In addition to crowdfunding, microlending is a possible alternative for small businesses seeking alternative forms of investment. Many entrepreneurs believe that microlending is only a funding option for projects in developing countries. However, microfinance has been proven to work in the U.S.; and, as many microlenders provide pro bono consulting and training along with a loan, microfinancing can be a great option for entrepreneurs just starting out. Here's what you need to know about this financing model.
What is microlending?
Microlending, also known as microcredit, is a type of funding in which small loans are issued by individuals, rather than banks or other credit institutions. These loans can be used by entrepreneurs or business owners to get their idea off the ground or to expand their business with a little extra cash. In that sense, microlending isn't all that different from a small business loan.
Where microlending is unique is in the intent behind the loan. Traditional lenders may seek to earn a profit on their loan by charging interest or fees. Microlenders are interested in investing in the development of an idea or business. The main goal of a microloan is to help a small entrepreneur who may not have access to traditional funding and would not otherwise be able to borrow money.
As such, many microlenders are mission-based: They offer loans from nonprofit organizations or government programs that aim to help disadvantaged communities. Along with loans, microlending bodies will also provide coaching and training to build a strong business foundation. In turn, this helps ensure that the borrower is eventually able to pay back their loan.
Globally, the size of a microloan varies. In the U.S., the Small Business Administration classifies anything under $50,000 a microloan. Microloans can be as small as $25 or $50.
How does a microloan work?
If you have bad credit or no credit, microloans may be an option. They are designed for communities that are often excluded from traditional funding options: minorities, women, veterans, freelancers, consultants, sole proprietors and new startups with only a few employees.
Each microlender will have different requirements and loan terms; but, in general, a microlender will evaluate applicants' credit scores, business revenue, other sources of income, business plan and the duration of time you've been in business to assess whether you're a good candidate for their loan program.
Small businesses can use microloans for a variety of activities -- not just to get started. Some common uses for microloans include:
- Buying inventory or supplies.
- Covering payroll or employee training costs.
- Paying for seasonal expenses.
- Investing in a new marketing strategy or campaign.
As compared to traditional loans, microloans tend to have low-interest rates and are more flexible in terms of qualification requirements. They come with longer payback periods, sometimes up to six years.
Top microlending sites
Explore some of these microlenders to see if any of their loan options are a good fit for you. Many microlenders are state- or region-specific. The SBA also maintains a list of microlending partners by state.

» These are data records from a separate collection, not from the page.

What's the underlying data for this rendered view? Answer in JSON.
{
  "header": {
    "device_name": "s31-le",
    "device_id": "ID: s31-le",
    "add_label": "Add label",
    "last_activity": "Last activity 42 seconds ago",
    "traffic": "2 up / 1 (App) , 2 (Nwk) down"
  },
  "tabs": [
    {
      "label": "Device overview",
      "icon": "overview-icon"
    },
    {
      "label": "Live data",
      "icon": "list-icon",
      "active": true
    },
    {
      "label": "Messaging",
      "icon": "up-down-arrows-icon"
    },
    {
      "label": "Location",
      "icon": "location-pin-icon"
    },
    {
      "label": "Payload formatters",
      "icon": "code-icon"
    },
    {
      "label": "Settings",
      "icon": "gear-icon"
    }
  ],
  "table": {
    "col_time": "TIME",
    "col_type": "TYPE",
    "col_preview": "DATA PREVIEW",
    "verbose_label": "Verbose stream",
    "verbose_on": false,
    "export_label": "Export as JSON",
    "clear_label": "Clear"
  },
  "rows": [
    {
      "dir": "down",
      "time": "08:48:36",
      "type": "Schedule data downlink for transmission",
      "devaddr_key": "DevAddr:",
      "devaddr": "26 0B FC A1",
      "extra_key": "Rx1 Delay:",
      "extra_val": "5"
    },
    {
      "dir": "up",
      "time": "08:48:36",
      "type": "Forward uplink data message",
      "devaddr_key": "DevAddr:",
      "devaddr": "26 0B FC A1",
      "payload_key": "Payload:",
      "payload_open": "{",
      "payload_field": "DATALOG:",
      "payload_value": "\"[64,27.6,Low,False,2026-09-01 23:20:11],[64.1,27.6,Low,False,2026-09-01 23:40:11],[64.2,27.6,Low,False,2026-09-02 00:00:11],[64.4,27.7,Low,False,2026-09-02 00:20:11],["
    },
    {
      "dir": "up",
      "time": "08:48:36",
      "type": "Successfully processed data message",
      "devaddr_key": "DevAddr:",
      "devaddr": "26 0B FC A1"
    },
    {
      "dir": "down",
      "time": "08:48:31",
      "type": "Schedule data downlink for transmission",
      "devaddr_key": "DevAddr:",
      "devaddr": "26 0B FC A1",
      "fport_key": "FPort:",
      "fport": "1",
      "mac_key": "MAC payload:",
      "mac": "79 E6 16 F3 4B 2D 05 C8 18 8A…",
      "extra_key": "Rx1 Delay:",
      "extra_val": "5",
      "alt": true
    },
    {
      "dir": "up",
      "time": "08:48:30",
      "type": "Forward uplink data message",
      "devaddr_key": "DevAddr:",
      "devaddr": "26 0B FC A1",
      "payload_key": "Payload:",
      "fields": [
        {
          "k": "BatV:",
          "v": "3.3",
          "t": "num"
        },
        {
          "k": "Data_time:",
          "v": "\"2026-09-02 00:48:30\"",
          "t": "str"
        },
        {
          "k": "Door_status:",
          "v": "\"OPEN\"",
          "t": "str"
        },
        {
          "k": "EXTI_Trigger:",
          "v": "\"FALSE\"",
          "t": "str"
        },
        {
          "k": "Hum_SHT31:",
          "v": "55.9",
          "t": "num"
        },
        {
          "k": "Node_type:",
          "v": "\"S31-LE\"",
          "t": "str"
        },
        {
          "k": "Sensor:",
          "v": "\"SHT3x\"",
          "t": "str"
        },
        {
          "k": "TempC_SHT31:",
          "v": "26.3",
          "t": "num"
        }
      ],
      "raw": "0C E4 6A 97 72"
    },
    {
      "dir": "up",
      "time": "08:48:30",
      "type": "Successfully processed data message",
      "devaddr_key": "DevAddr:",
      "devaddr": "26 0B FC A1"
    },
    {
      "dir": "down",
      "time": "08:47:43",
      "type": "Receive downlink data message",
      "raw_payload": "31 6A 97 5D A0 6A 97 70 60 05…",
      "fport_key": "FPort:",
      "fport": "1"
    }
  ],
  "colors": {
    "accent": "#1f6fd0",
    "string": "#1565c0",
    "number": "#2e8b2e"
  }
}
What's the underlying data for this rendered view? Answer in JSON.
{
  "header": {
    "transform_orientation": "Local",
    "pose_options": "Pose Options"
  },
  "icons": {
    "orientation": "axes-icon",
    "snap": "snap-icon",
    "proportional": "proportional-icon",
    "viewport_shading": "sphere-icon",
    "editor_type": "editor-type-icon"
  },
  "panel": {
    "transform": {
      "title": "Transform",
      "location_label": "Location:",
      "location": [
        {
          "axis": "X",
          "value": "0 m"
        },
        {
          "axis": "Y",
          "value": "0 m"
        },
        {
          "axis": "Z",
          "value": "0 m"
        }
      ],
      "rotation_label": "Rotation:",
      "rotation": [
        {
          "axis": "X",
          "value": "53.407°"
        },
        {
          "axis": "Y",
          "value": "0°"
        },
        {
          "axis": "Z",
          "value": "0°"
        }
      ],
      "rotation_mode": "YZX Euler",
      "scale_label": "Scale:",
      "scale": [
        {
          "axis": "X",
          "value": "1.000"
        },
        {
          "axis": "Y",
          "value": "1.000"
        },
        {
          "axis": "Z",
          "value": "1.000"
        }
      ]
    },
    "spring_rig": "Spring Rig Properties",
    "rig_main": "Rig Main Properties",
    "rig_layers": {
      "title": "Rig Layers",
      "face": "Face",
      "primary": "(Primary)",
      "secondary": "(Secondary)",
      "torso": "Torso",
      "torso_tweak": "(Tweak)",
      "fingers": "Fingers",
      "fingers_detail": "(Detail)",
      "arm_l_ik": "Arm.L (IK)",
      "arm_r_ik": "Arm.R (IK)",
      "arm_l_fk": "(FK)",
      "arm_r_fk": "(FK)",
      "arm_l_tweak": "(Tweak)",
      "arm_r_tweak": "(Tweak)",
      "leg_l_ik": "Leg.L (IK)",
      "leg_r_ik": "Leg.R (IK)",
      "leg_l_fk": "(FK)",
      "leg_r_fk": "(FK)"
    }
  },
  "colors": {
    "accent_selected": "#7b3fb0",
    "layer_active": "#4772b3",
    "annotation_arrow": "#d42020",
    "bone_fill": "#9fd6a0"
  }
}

- The SBA Microloan program
- Accion USA
- The FIELD program by Aspen Institute
- Grameen America
- LiftFund (serving 13 states in the southern US)
- Kiva U.S.
- Excelsior Growth Fund (explore the ImpactFund option)
- Opportunity Fund (California and Nevada)
- Justine Petersen
- CDC Small Business Finance Corp. (California, Arizona and Nevada)
- Valley Economic Development Corp.
- Main Street Launch (San Francisco Bay Area)
Alternately, Prosper and LendingClub are peer-to-peer options that mimic crowdfunding sites like GoFundMe. Peer-to-peer microlending is a model where the site connects individuals who provide small-size loans to businesses in need.